- [WORK TASK] Look through the material below and count the lines that hold "icon". Give that number by itself.

- [TASK INPUTS]
======

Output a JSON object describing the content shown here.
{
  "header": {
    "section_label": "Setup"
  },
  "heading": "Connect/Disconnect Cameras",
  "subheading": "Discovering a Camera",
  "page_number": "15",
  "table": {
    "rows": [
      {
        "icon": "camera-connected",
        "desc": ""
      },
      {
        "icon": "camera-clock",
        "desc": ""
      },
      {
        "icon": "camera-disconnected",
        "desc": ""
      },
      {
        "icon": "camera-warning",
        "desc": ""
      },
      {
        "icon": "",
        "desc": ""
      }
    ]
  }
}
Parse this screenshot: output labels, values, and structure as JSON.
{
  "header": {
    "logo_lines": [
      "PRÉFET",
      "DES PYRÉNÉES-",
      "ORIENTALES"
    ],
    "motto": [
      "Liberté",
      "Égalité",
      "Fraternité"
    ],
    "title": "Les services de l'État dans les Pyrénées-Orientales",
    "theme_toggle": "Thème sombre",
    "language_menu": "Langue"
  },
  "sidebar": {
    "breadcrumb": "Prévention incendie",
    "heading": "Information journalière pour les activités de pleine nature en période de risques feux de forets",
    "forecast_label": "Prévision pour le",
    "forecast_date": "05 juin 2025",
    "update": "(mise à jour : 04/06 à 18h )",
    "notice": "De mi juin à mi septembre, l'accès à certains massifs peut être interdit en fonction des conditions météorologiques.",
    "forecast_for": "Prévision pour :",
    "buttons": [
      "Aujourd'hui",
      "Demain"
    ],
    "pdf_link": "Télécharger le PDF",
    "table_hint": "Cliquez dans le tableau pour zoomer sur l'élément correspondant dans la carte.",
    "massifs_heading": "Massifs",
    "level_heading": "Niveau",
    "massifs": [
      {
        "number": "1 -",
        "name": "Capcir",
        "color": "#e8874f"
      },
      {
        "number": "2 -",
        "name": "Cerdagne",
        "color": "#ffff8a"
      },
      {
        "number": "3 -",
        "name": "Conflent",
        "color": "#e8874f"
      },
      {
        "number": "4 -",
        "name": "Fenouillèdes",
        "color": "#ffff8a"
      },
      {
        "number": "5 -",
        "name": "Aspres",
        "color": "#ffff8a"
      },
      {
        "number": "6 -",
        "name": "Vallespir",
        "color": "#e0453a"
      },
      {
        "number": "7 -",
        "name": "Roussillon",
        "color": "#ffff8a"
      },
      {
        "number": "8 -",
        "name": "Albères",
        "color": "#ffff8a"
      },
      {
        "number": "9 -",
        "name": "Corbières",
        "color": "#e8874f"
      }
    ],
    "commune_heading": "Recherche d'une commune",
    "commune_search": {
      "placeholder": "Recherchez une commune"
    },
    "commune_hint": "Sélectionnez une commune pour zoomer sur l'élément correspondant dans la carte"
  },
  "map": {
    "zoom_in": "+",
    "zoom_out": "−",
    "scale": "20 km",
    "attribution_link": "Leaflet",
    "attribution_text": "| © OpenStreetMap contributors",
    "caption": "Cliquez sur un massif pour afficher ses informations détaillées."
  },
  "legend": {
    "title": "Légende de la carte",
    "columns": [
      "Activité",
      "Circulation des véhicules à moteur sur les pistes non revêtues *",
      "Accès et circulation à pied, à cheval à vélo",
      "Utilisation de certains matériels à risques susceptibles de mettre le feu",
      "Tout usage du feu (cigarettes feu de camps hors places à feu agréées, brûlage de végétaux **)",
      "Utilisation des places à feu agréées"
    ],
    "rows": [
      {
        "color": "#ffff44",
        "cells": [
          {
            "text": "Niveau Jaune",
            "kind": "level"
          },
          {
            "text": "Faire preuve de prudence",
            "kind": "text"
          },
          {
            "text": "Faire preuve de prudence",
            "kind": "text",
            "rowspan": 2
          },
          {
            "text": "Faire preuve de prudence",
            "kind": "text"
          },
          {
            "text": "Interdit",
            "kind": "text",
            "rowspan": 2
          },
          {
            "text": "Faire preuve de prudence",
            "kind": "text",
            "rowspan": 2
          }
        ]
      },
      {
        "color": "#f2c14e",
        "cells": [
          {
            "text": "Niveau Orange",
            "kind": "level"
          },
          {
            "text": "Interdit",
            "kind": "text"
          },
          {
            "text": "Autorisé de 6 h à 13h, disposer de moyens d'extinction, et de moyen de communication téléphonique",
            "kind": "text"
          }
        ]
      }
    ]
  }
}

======

- [RESPONSE] 5